- [Work order] Compute the number of lines in the following data that include the word "USDJPY", and output that number alone.

(Dataset rows describing interfaces)
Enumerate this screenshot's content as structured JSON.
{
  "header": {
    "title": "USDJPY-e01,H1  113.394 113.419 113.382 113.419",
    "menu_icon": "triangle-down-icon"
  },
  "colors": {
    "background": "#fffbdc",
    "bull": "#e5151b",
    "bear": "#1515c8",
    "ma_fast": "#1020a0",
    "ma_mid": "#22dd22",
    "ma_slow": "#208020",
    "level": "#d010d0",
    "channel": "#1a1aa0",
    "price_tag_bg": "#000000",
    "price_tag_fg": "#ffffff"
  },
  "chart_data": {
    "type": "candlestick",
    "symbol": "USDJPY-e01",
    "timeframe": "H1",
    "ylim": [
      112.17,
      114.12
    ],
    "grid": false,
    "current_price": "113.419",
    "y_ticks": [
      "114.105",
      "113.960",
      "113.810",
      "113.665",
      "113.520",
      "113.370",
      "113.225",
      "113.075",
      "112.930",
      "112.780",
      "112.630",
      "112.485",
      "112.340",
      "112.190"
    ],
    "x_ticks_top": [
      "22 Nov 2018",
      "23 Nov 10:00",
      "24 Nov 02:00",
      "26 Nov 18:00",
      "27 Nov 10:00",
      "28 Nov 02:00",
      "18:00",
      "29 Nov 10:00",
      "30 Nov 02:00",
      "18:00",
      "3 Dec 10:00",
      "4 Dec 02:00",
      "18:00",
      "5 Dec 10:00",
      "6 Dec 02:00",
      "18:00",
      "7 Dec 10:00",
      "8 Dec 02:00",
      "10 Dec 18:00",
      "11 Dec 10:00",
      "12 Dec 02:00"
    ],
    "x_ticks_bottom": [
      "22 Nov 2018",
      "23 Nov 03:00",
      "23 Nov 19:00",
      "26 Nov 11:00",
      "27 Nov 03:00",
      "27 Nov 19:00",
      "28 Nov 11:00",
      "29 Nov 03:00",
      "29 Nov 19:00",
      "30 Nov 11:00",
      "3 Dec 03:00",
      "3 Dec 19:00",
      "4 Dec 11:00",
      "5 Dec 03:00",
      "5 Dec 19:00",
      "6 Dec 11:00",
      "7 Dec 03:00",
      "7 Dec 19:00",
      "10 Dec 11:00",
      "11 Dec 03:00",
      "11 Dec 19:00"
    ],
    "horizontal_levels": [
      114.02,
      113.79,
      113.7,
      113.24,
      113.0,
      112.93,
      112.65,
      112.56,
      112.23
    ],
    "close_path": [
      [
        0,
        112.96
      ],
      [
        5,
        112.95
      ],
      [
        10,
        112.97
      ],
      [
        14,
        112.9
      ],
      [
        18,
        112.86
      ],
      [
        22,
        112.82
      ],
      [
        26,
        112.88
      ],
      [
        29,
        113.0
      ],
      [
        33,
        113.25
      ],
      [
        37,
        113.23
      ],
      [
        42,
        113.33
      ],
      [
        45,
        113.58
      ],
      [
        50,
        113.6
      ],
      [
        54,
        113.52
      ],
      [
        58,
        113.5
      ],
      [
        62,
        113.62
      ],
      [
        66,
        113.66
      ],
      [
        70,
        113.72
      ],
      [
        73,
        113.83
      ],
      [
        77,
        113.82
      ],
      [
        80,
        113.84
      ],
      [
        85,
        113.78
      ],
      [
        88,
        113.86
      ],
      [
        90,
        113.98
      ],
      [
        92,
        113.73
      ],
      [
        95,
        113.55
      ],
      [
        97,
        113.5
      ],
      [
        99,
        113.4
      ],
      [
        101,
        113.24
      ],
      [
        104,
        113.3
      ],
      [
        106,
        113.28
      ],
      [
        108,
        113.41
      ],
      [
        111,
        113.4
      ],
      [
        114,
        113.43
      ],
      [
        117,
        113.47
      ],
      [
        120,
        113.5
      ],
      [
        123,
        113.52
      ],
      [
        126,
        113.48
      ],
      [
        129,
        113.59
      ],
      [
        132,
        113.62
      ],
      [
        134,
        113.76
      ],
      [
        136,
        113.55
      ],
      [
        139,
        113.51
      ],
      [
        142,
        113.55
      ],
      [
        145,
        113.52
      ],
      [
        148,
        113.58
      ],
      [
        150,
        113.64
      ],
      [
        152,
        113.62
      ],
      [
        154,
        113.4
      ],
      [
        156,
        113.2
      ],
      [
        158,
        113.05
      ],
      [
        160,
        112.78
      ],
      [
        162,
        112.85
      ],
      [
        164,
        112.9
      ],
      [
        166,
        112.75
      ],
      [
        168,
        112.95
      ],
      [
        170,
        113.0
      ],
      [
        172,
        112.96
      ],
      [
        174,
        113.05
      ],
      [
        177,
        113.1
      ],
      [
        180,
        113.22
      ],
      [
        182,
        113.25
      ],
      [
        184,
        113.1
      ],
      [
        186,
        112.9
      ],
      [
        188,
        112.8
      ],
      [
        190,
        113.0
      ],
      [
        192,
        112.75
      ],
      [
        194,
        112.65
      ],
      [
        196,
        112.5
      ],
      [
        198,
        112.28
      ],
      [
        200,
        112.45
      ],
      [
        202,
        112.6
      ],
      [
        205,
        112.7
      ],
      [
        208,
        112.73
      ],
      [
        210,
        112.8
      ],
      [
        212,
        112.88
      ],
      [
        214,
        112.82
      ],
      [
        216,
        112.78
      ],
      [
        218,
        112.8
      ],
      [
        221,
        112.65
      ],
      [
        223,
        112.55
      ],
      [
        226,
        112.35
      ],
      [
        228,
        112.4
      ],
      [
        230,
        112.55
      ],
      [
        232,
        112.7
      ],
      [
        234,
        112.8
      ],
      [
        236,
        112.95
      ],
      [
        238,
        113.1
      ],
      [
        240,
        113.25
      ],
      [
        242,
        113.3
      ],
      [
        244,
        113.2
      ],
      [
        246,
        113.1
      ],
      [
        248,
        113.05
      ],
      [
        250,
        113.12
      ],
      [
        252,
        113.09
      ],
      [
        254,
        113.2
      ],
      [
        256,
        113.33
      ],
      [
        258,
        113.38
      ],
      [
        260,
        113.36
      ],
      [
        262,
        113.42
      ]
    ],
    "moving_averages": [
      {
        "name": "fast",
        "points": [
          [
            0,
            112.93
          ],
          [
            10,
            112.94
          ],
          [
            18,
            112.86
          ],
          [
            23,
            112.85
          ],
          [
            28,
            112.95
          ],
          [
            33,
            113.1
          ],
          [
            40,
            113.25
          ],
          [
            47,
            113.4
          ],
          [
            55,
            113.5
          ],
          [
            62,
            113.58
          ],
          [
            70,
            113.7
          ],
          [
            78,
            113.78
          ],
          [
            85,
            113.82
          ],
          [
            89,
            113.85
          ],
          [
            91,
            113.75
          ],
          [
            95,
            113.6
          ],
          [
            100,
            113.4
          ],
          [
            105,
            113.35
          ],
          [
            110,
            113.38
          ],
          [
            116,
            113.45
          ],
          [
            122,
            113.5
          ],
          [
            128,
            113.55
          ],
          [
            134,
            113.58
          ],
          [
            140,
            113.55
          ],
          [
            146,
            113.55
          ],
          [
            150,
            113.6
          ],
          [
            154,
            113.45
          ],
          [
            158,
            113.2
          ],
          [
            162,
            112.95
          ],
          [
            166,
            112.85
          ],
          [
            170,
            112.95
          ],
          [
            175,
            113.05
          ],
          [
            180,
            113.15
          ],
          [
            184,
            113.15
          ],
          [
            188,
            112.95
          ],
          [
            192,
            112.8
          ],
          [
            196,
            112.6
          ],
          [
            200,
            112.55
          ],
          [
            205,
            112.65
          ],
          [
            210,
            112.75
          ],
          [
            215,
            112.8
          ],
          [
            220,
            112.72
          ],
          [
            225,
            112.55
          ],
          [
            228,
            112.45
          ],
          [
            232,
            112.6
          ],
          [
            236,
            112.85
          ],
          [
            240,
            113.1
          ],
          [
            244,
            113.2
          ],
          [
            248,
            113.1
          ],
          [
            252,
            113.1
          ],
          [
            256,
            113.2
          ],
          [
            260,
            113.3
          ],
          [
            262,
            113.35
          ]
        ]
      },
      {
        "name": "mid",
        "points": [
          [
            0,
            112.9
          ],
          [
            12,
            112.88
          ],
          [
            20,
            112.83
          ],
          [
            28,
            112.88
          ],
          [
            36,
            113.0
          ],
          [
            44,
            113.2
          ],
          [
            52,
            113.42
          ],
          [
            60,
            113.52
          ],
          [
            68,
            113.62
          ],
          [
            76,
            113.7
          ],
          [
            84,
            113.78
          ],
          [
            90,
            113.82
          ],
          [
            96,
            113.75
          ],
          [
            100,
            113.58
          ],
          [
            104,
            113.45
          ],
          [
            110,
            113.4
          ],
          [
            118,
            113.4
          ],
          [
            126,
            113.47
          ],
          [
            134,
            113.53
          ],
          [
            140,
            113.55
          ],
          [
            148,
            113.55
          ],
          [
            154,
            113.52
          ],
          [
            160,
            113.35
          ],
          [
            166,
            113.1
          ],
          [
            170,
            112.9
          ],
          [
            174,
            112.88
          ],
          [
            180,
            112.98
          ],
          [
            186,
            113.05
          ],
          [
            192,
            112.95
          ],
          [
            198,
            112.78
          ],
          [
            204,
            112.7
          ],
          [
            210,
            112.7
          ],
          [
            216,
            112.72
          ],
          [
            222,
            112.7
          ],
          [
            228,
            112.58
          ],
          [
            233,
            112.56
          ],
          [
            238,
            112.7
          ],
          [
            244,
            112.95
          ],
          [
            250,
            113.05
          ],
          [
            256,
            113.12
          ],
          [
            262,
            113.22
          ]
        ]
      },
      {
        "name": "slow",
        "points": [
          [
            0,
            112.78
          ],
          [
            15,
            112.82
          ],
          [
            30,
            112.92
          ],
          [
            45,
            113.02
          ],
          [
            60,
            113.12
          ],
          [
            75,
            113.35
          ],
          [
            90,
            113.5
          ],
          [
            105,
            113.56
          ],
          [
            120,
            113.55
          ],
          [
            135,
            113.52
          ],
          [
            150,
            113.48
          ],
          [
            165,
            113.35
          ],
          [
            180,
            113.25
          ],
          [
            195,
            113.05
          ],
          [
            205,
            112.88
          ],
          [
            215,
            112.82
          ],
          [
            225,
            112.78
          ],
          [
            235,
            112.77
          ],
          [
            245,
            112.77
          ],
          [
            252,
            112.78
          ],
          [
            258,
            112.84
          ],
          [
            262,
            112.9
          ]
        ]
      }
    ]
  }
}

- [Result of this exercise] 2